April 29th, 2006, is the day that lives in infamy in the Pokémon fandom. Kids' WB's promo(s) and the official Pokémon website hyped the “Mastermind of Mirage Pokémon” special up for the 10th anniversary, showing fan favorites such as Misty, Mewtwo, Entei, and Mew, and it was specially created for the fans—so much so, it was first aired overseas months before Japan got to see it. It was the first of its kind. But they were careful not to have actual audio playing from the special itself.

Ten years may have passed since it was first released, however, the controversy is still felt among Pokémon fans read more
Jun 23, 2016
There are some series that leaves an impact on the consumer, whether positive or negative, influencing or degrading, enjoyable or painful. They fall into a specific spectrum of very good or very bad. But then there are the in-betweeners, some which have good qualities but still missed their mark more times than acceptable, or are of the “so bad, it's good” due to managing to hold on to some charm that saves it from the trash bin.
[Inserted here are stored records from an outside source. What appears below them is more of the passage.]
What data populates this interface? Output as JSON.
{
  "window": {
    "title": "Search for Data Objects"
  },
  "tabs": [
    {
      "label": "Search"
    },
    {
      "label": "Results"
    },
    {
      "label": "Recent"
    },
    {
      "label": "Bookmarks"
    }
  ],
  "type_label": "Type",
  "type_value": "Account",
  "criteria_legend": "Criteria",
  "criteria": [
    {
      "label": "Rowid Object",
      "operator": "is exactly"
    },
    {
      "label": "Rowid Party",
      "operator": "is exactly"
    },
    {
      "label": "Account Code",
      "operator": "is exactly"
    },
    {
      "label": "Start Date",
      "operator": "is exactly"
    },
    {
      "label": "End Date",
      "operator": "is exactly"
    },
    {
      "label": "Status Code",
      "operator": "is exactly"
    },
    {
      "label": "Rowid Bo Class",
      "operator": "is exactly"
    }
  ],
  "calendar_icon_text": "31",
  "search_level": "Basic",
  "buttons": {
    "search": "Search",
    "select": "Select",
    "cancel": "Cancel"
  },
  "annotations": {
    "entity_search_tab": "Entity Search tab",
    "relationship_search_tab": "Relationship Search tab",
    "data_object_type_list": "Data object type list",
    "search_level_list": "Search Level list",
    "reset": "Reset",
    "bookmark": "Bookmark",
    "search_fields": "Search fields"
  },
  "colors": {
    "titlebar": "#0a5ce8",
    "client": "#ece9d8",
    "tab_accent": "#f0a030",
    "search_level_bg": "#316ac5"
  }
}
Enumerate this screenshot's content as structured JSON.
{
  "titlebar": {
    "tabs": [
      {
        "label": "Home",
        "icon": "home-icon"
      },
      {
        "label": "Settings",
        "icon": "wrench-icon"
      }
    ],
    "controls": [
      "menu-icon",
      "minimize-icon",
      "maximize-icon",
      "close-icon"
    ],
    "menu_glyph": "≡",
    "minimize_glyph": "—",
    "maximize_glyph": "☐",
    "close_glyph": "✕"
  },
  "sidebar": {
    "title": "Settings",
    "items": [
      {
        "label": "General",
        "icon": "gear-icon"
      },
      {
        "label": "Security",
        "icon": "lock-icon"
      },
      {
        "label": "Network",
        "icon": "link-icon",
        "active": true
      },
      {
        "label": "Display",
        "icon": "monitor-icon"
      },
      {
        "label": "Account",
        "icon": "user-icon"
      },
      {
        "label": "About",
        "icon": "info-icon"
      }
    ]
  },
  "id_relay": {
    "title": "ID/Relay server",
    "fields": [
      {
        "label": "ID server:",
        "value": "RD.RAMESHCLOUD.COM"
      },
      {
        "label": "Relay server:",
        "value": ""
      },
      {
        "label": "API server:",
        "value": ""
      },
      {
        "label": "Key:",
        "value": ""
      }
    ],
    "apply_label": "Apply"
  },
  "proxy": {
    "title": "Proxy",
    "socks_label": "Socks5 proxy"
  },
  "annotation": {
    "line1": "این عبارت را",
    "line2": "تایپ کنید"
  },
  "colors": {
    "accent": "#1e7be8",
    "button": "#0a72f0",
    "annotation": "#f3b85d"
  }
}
Others, however, manage to find comfort in the very middle by just “being there”, not picking a side and not making an impression good or bad enough to read more
Jun 6, 2016
Shounen has a long history in the manga industry—or hell, in just about the entire entertainment industry, mostly in marketing. Catering to young boys is guaranteed to be the big money-maker whether it's because of the robots, the fight scenes with whatever superpower they wield, the really cool designs for all sorts of outfits the heroes put on, the fact young male characters are off saving the world, it just pushes all the right buttons. Regardless of any saturation that may have happened over the years, it's one of, if not the most successful demographics (which may mostly be because of its periphery demographic), and read more
Mar 20, 2016
“I also cry a lot at school. But Ms. Ushizawa says that crying and laughing a lot shows that we're alive.”

When I was a child, there was a young man in my primary class at church who had cerebral palsy. I never sat next to him, I never talked to him or his family, but he was always there at the end of the front row in his wheelchair, smiling and attempting to sing along. I remember the day the teachers announced proudly he had gone on his first date (as he was sixteen at the time), and he tried to tell us through his read more
Feb 23, 2016
I apologize if I somehow don't use a lot of big words, or just a lot of words in general in this review. I lost enough braincells watching/half-watching this show that it's affected my vocabulary and my memory, and I've just stopped caring altogether to give this a proper review. I'll be mainly going off Wikipedia and TV Tropes for information simply because I can't be bothered enough to go off my own memory for this. I pity the poor bastards who watched this weekly when it first aired, because I bet they couldn't remember jack shit every week—thus why the main character clearly had read more
Dec 28, 2015
Execution is important when telling a story. An idea may sound good on paper, but when implemented, many things can and will go wrong. Sometimes, this is the fault of the talent or lack there-of putting it together, as there was too much going on and they had to cut it down. Other times, it was too vague and it goes someplace the creator didn't originally want it to go, or wasn't open to experimentation. Or it was just all slapped together, and/or relied on too much ass pulling and so it just falls apart. But then there are ideas that simply just don't work, read more